We sent some ideas to Liz for that spot from that time and Liz talked to Amanda and they chose it together. I don’t know if it was Liz or Amanda or the director, but it was the perfect song. Gabe Hilfer, another music supervisor, told me a few years ago, “I call myself an alternative provider.” And I like it, because that’s what we do. We are constantly providing options. A lot of factors work when you do this, such as previous usage, price tag, what the lyrics are, whether he will choose this song, whether it has got enough radio play. “Dropout”, more than any event, was actually quite easy to put together a playlist because we only had a range of dates for a few years.
Dylan Minette’s character, Tyler, performed an original song for Elizabeth at her 30th birthday party. He’s obviously musically talented because his own band, Wallace-Dylan, wrote the song and how did the idea come about?
In fact, the guy who wrote the song is my friend from the Guster band, Ryan Miller. Liz was like, “I want something sincere and sincere and harmonious,” and I was like, “Oh, Ryan would be perfect!” And Ryan wrote that, like, one day. This is a sweet song.
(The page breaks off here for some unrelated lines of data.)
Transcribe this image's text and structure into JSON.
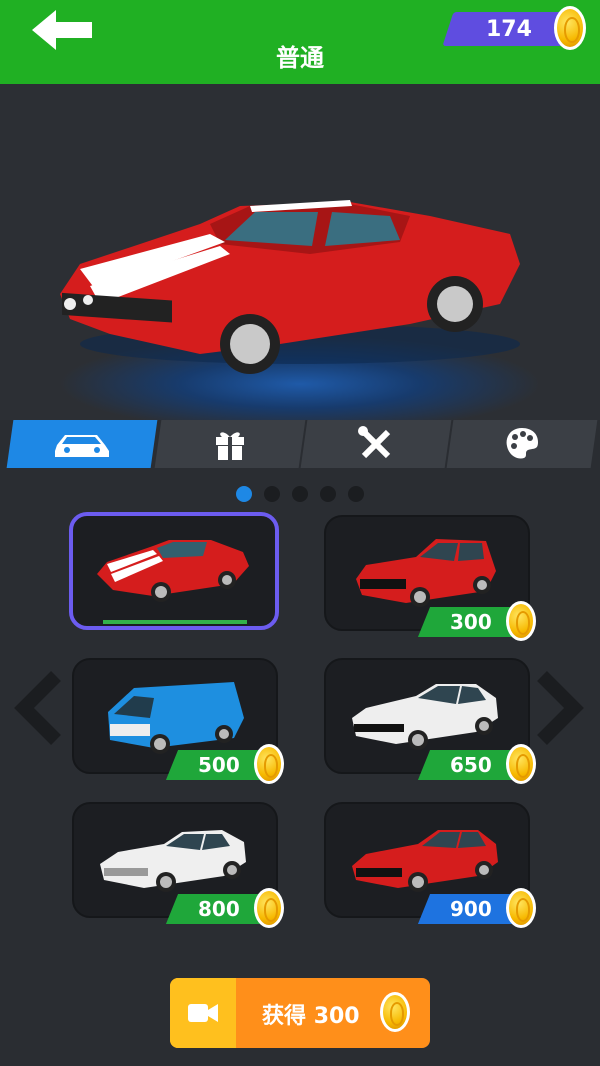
{
  "header": {
    "title": "普通",
    "coin_balance": "174",
    "colors": {
      "bar": "#20b023",
      "coin_band": "#5f4de0"
    }
  },
  "tabs": [
    {
      "icon": "car-icon",
      "active": true
    },
    {
      "icon": "gift-icon",
      "active": false
    },
    {
      "icon": "tools-icon",
      "active": false
    },
    {
      "icon": "palette-icon",
      "active": false
    }
  ],
  "pager": {
    "pages": 5,
    "current": 1
  },
  "cars": [
    {
      "name": "red muscle car",
      "selected": true,
      "price": ""
    },
    {
      "name": "red hatchback",
      "price": "300",
      "band_color": "#1fa73a"
    },
    {
      "name": "blue van",
      "price": "500",
      "band_color": "#1fa73a"
    },
    {
      "name": "white coupe",
      "price": "650",
      "band_color": "#1fa73a"
    },
    {
      "name": "white sedan",
      "price": "800",
      "band_color": "#1fa73a"
    },
    {
      "name": "red sport sedan",
      "price": "900",
      "band_color": "#1e73e0"
    }
  ],
  "watch_button": {
    "label": "获得",
    "amount": "300"
  }
}
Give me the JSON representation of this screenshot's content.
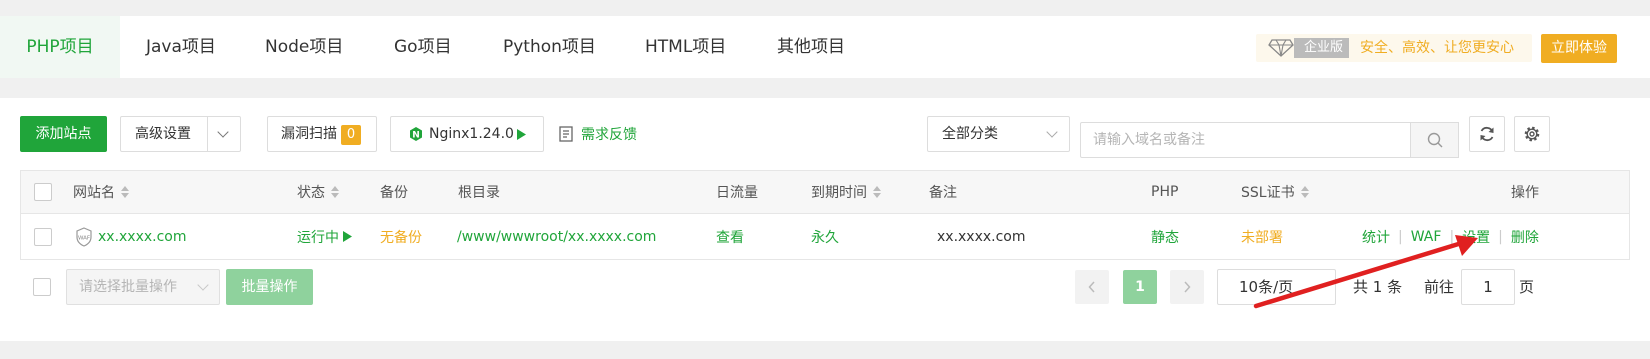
{
  "tabs": [
    {
      "label": "PHP项目",
      "active": true
    },
    {
      "label": "Java项目",
      "active": false
    },
    {
      "label": "Node项目",
      "active": false
    },
    {
      "label": "Go项目",
      "active": false
    },
    {
      "label": "Python项目",
      "active": false
    },
    {
      "label": "HTML项目",
      "active": false
    },
    {
      "label": "其他项目",
      "active": false
    }
  ],
  "promo": {
    "icon": "diamond-icon",
    "badge": "企业版",
    "text": "安全、高效、让您更安心",
    "button": "立即体验"
  },
  "toolbar": {
    "add_site": "添加站点",
    "advanced": "高级设置",
    "vuln_scan": "漏洞扫描",
    "vuln_count": "0",
    "nginx": "Nginx1.24.0",
    "feedback": "需求反馈",
    "category": "全部分类",
    "search_placeholder": "请输入域名或备注"
  },
  "table": {
    "headers": {
      "name": "网站名",
      "status": "状态",
      "backup": "备份",
      "root": "根目录",
      "traffic": "日流量",
      "expire": "到期时间",
      "remark": "备注",
      "php": "PHP",
      "ssl": "SSL证书",
      "actions": "操作"
    },
    "rows": [
      {
        "name": "xx.xxxx.com",
        "waf_icon": "WAF",
        "status": "运行中",
        "backup": "无备份",
        "root": "/www/wwwroot/xx.xxxx.com",
        "traffic": "查看",
        "expire": "永久",
        "remark": "xx.xxxx.com",
        "php": "静态",
        "ssl": "未部署",
        "actions": [
          "统计",
          "WAF",
          "设置",
          "删除"
        ]
      }
    ]
  },
  "footer": {
    "batch_placeholder": "请选择批量操作",
    "batch_button": "批量操作",
    "current_page": "1",
    "per_page": "10条/页",
    "total": "共 1 条",
    "goto_prefix": "前往",
    "goto_value": "1",
    "goto_suffix": "页"
  },
  "colors": {
    "primary": "#20a53a",
    "warning": "#f0ad22",
    "arrow": "#e02020"
  }
}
He was like, “It’s almost like she’s in love with Elizabeth, and it’s almost crunchy but really sweet.” The moment he sings it, he realizes that his idol is lying to them all – he performed it so well.
In addition to the songs on the top 40 radios, the show has a lot of indie music from 2000-2010, such as the LCD sound system and Yeah Yeah Yeah. Why was that important to include?
In the early 2000’s, for me, when I was in my 20’s and lived in Williamsburg and I knew all the indie bands and didn’t listen to the radio because I was too quiet to listen to the radio. So to put together a playlist from indie music since 2002, I can do it in my sleep. And then for [Liz] Pick some of them – it was a lot of fun. We were very careful whenever we put those songs, it was definitely not something that one of the characters chose. It was, we are using it as a score and to give some range to the music. These are the time stamps I think a lot of people who are my age and older, scream it for a certain amount of time. For me, it sounds more like a Missy Elliott song in the early 2000s. But in that Sparklehorse and even yes yes yes, when I introduced them they were playing small shows in New York City – it was a lot of fun.